Rent controls were introduced in WW1 and the income tax rate started to rise. Since the rents were held down the burden of schedule A taxation did not become too much of a problem despite the higher rates, until the number of home owners started to rise.

In 1963 residential housing was removed from schefule A, so people did not have to pay income tax on their own homes, and residential lettings were moved to schedule D, which meant they were treated as businesses and paid income tax on profit, after expenses.

Most of the schedules have now been abolished though I believe vestiges of schedule A and D still exist for commercial property.
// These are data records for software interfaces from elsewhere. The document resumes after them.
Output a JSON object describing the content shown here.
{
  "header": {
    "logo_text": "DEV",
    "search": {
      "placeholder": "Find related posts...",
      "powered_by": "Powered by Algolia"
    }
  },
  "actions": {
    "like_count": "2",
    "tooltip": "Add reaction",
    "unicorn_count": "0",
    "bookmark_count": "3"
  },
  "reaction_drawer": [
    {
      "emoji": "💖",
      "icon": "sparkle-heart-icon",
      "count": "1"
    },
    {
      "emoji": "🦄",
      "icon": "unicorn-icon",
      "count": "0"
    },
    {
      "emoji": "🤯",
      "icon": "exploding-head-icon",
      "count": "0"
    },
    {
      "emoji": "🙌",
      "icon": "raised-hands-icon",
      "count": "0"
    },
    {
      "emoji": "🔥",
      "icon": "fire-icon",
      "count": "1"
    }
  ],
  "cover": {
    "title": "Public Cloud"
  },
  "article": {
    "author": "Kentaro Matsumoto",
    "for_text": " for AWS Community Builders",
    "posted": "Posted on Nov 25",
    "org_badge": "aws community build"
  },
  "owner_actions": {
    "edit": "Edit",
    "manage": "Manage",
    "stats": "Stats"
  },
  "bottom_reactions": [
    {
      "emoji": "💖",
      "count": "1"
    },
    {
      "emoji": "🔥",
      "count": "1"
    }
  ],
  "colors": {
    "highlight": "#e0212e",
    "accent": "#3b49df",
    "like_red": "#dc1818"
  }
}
So charging people income tax on rental income rather than profit has an historical precedent. S24 does not break some great principle of the tax system. (The system seems rather unprincipled to me,) However whilst the old system was justifiable in the early days due to its simplicity and the small size of the civil service, S24 does not have that excuse. The reforms made in 1963 seem both sensible and fair. S24 is not fair becuase it affect some landlords who had arranged their affairs in an entirely legal and honest way extremely badly.

If you want to object to S24 on historical grounds you could say it is going back to a way of taxing rental income introduced to fight Napoleon that was rightly abolished over 50 years ago.... Read More

Peter Jackson

13:15 PM, 29th April 2017
About 3 years ago

Joseph Rowntree Foundation report on PRS lessons from Ireland - A landlord's perspective

"Being able to deduct finance costs to arrive at profit is not an incentive. It was a central tenet of tax law for centuries until it was removed this month"

No, it wasn't. Your argument would be stronger if your facts were right. For a start we have only had income tax in the UK since 1842 (apart from a couple of short periods earlier that century). Secondly most landlords have only been treated as businesses and thus been able to deduct finance costs since 1963.... Read More